The Gujarat High Court in Ahmedabad, India, convicted 24 individuals on June 2 of murder and other charges related to the 2002 anti-Muslim riots in the state of Gujarat in which hundreds of Muslims were killed. The riots, which occurred when current Prime Minister Narendra Modi served as the Chief Minister of the state, resulted in the deaths of more than 1,000 individuals, most of whom were Muslims, making this India's worst outbreak of religious violence since the anti-Sikh riots in 1984. The Gujarat riots came a day after 60 Hindu pilgrims were killed in a train blaze. A court convicted 31 people years later of arson in connection with that incident. According to SM Vohra, a lawyer representing some three dozen victims, 11 of the 24 were convicted of murder while the rest were convicted of lesser charges, which will not be made public until sentencing. The court acquitted 36 other defendants who had been on trial since 2009, while four of the accused died during the trial.
Accusations against Modi that he did not do enough to stop the rioting continue to haunt him to this day, although the prime minister denies any wrongdoing. As recently as September 2014, Modi was sued in the US courts on behalf of unnamed survivors of violence in India, who claimed that he failed to stop the 2002 riots. In January 2015, a judge for the US District Court for the Southern District of New York dismissed the lawsuit, agreeing with the US State Department that Modi is entitled to immunity from lawsuits in US courts.
Modi was elected prime minister in May 2014 with a landslide victory. The election of the Hindu nationalist and 282 members of his conservative Bharatiya Janata Party was called historic, as no party has won by such a margin since 1984. Since his election 13 of his 45 ministers have been charged with criminal offenses. The Supreme Court held last July that convicted MPs would be immediately disqualified from serving, without being given time for appeal. But panel appointed by India's Supreme Court in 2013 found that there was insufficient evidence to prosecute Modi for any involvement in the riots.
From Jurist, June 3. Used with permission.
Note: This week's convictions concern the Feb. 28, 2002 Gulbarg Society massacre, named for the Muslim neighborhood of Ahmedabad in which they take place. Gulbarg Society was abandoned after the attacks, and remains a ghost town today. (Indian Express, June 3; India Today, June 2) Modi will be meeting wth Obama in Washington as part of a nine-nation tour this month. (IANS, June 3) Modi had been denied a visa to enter the US under the Bush administration because of his possible links to the massacres, but the restriction was lifted by the Obama administration after his election as prime minister. (IANS, Dec. 13, 2015)

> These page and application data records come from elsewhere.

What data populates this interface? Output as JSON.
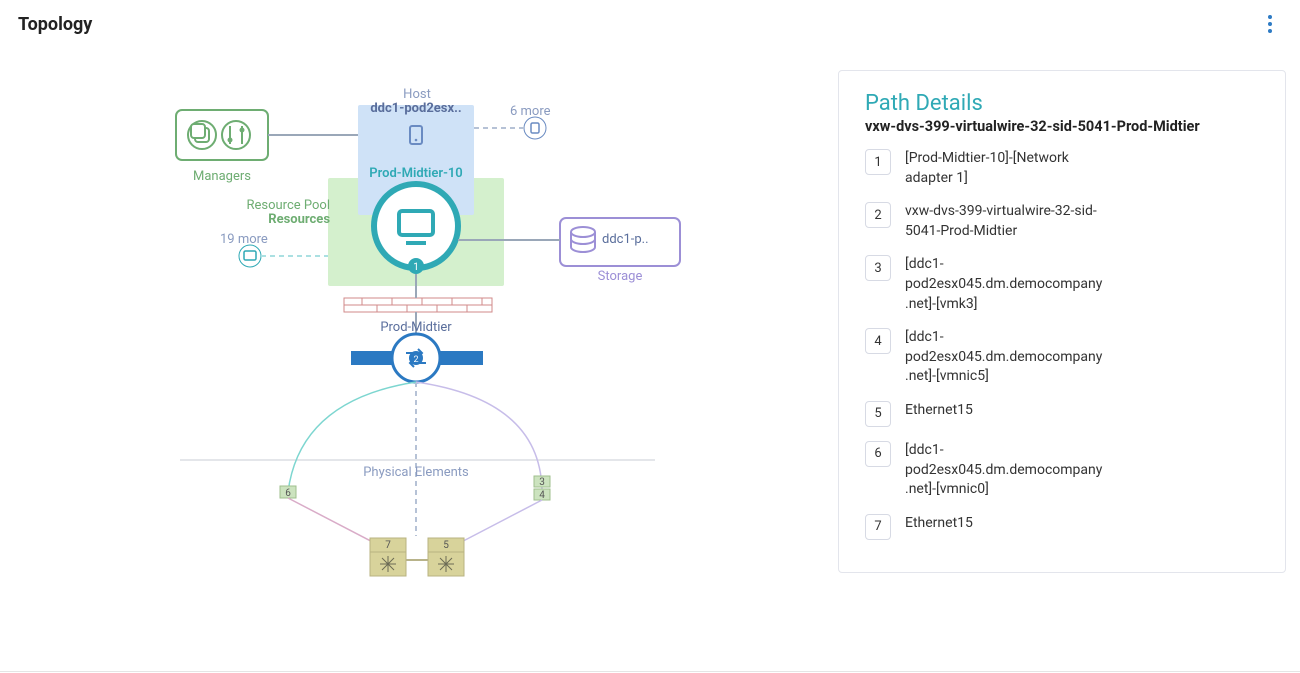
{
  "header": {
    "title": "Topology"
  },
  "topology": {
    "host_label": "Host",
    "host_name": "ddc1-pod2esx..",
    "vm_name": "Prod-Midtier-10",
    "managers_label": "Managers",
    "resource_pool_label": "Resource Pool",
    "resource_pool_name": "Resources",
    "more_vms_label": "19 more",
    "more_hosts_label": "6 more",
    "storage_name": "ddc1-p..",
    "storage_label": "Storage",
    "vswitch_label": "Prod-Midtier",
    "physical_label": "Physical Elements",
    "badge_vm": "1",
    "badge_switch": "2",
    "phys_left_top": "6",
    "phys_right_top_a": "3",
    "phys_right_top_b": "4",
    "phys_sw_left": "7",
    "phys_sw_right": "5"
  },
  "panel": {
    "title": "Path Details",
    "subtitle": "vxw-dvs-399-virtualwire-32-sid-5041-Prod-Midtier",
    "items": [
      {
        "num": "1",
        "text": "[Prod-Midtier-10]-[Network adapter 1]"
      },
      {
        "num": "2",
        "text": "vxw-dvs-399-virtualwire-32-sid-5041-Prod-Midtier"
      },
      {
        "num": "3",
        "text": "[ddc1-pod2esx045.dm.democompany.net]-[vmk3]"
      },
      {
        "num": "4",
        "text": "[ddc1-pod2esx045.dm.democompany.net]-[vmnic5]"
      },
      {
        "num": "5",
        "text": "Ethernet15"
      },
      {
        "num": "6",
        "text": "[ddc1-pod2esx045.dm.democompany.net]-[vmnic0]"
      },
      {
        "num": "7",
        "text": "Ethernet15"
      }
    ]
  }
}
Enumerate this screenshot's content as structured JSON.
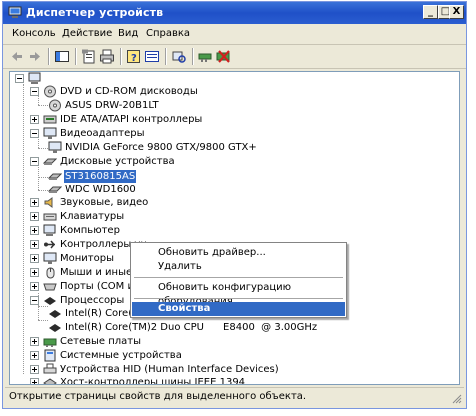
{
  "window": {
    "title": "Диспетчер устройств"
  },
  "titlebar_buttons": {
    "minimize": "_",
    "maximize": "□",
    "close": "X"
  },
  "menu": [
    "Консоль",
    "Действие",
    "Вид",
    "Справка"
  ],
  "toolbar": {
    "icons": [
      "back-arrow-icon",
      "forward-arrow-icon",
      "show-hide-tree-icon",
      "properties-icon",
      "print-icon",
      "help-icon",
      "view-icon",
      "scan-hardware-icon",
      "update-driver-icon",
      "uninstall-icon"
    ]
  },
  "tree": {
    "root": "",
    "categories": [
      {
        "label": "DVD и CD-ROM дисководы",
        "expanded": true,
        "children": [
          "ASUS DRW-20B1LT"
        ]
      },
      {
        "label": "IDE ATA/ATAPI контроллеры",
        "expanded": false
      },
      {
        "label": "Видеоадаптеры",
        "expanded": true,
        "children": [
          "NVIDIA GeForce 9800 GTX/9800 GTX+"
        ]
      },
      {
        "label": "Дисковые устройства",
        "expanded": true,
        "children": [
          "ST3160815AS",
          "WDC WD1600"
        ]
      },
      {
        "label": "Звуковые, видео",
        "expanded": false
      },
      {
        "label": "Клавиатуры",
        "expanded": false
      },
      {
        "label": "Компьютер",
        "expanded": false
      },
      {
        "label": "Контроллеры ун",
        "expanded": false
      },
      {
        "label": "Мониторы",
        "expanded": false
      },
      {
        "label": "Мыши и иные указывающие устройства",
        "expanded": false
      },
      {
        "label": "Порты (COM и LPT)",
        "expanded": false
      },
      {
        "label": "Процессоры",
        "expanded": true,
        "children": [
          "Intel(R) Core(TM)2 Duo CPU      E8400  @ 3.00GHz",
          "Intel(R) Core(TM)2 Duo CPU      E8400  @ 3.00GHz"
        ]
      },
      {
        "label": "Сетевые платы",
        "expanded": false
      },
      {
        "label": "Системные устройства",
        "expanded": false
      },
      {
        "label": "Устройства HID (Human Interface Devices)",
        "expanded": false
      },
      {
        "label": "Хост-контроллеры шины IEEE 1394",
        "expanded": false
      }
    ]
  },
  "context_menu": {
    "items": [
      "Обновить драйвер...",
      "Удалить",
      "Обновить конфигурацию оборудования",
      "Свойства"
    ],
    "highlighted": "Свойства"
  },
  "status": {
    "text": "Открытие страницы свойств для выделенного объекта."
  },
  "colors": {
    "title_blue": "#1f50c8",
    "selection": "#316ac5",
    "chrome": "#ece9d8"
  }
}
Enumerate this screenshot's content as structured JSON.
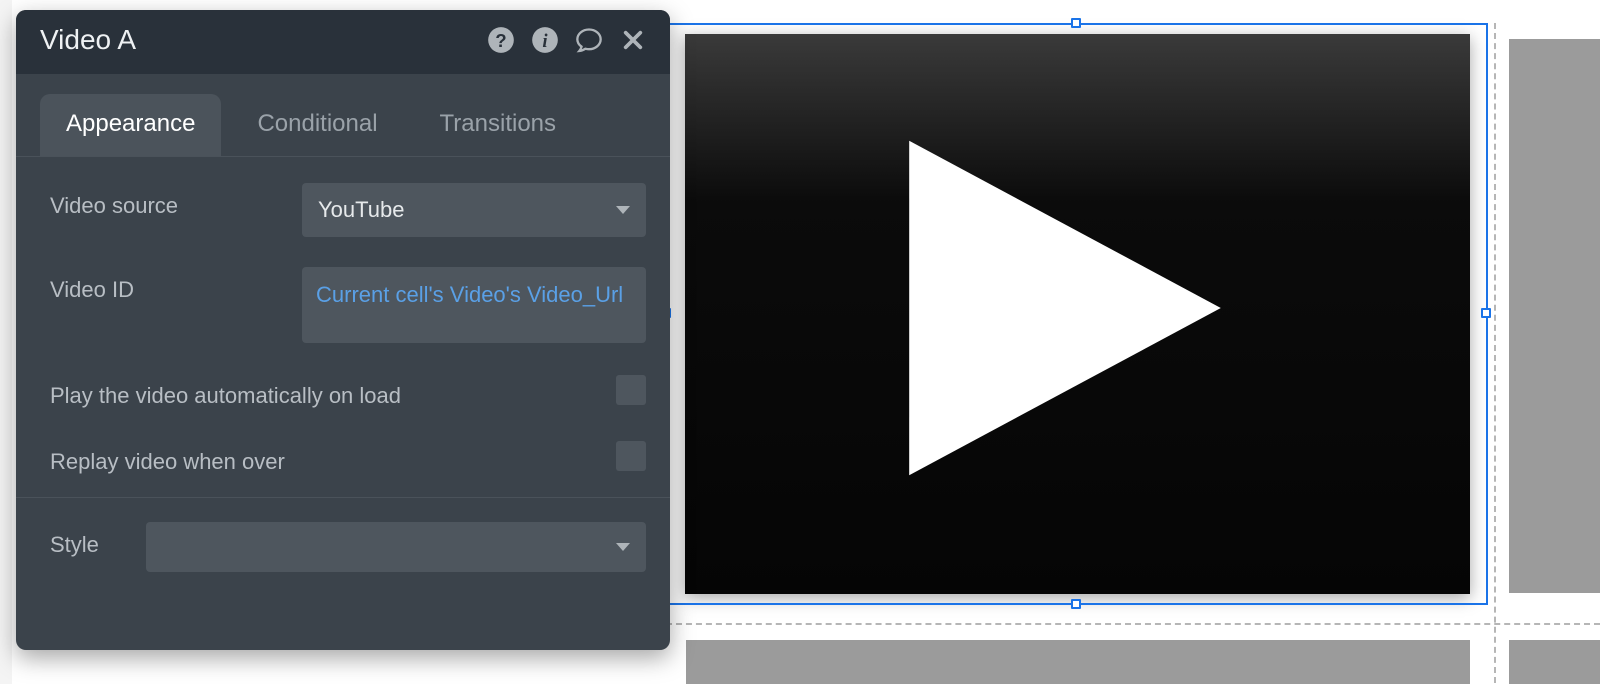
{
  "panel": {
    "title": "Video A",
    "tabs": {
      "appearance": "Appearance",
      "conditional": "Conditional",
      "transitions": "Transitions"
    },
    "fields": {
      "video_source_label": "Video source",
      "video_source_value": "YouTube",
      "video_id_label": "Video ID",
      "video_id_value": "Current cell's Video's Video_Url",
      "autoplay_label": "Play the video automatically on load",
      "replay_label": "Replay video when over",
      "style_label": "Style",
      "style_value": ""
    },
    "icons": {
      "help": "help-icon",
      "info": "info-icon",
      "comment": "comment-icon",
      "close": "close-icon"
    }
  }
}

Previous convictions in the 2002 violence have included Gujarat state government officials. The BJP continues to be linked to anti-Muslim violence, but has its strong sympathizers in the Democratic Party. Jihadists in the Subcontinent continue to exploit the Gujarat massacres as a recruiting tool today.